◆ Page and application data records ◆
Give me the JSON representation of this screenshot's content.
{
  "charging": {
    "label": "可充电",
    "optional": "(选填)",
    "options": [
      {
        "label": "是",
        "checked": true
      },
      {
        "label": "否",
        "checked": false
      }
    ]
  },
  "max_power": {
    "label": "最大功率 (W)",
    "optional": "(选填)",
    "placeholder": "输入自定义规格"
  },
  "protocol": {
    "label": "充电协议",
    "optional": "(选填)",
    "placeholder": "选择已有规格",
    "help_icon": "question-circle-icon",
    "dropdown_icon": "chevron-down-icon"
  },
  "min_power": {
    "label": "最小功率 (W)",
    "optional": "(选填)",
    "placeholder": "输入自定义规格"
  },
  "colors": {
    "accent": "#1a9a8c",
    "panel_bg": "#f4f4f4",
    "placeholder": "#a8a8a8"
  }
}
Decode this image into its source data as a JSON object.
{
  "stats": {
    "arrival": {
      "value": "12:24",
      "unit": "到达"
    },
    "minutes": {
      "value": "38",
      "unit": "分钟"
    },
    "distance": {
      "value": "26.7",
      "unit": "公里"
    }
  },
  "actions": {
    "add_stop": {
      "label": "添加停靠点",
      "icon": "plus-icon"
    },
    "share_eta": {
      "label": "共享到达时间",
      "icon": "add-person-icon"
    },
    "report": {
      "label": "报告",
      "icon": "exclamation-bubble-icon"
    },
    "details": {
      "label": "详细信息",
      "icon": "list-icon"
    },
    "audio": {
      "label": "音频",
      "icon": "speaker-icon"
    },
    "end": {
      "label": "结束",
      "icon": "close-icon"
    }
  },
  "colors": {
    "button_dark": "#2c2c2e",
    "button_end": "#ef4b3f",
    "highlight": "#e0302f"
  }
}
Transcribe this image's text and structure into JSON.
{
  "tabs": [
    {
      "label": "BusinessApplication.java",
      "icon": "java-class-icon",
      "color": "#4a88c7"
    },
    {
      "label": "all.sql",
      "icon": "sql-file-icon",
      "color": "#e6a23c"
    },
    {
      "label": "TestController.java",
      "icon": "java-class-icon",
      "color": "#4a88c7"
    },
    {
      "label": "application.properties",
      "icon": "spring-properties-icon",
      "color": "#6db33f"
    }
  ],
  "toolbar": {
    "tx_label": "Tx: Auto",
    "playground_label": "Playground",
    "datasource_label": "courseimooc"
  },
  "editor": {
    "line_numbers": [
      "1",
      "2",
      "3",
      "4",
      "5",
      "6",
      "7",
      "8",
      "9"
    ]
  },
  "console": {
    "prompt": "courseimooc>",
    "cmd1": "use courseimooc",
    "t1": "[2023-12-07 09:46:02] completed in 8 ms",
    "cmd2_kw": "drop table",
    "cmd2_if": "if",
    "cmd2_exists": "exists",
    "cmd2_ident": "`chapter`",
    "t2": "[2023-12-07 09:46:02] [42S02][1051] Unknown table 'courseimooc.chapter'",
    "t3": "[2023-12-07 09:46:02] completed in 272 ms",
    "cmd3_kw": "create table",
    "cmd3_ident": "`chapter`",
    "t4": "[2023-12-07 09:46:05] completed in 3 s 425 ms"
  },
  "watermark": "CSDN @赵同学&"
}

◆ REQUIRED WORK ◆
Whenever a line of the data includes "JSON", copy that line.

◆ RESPONSE BOX ◆
Give me the JSON representation of this screenshot's content.
Decode this image into its source data as a JSON object.
Transcribe this image's text and structure into JSON.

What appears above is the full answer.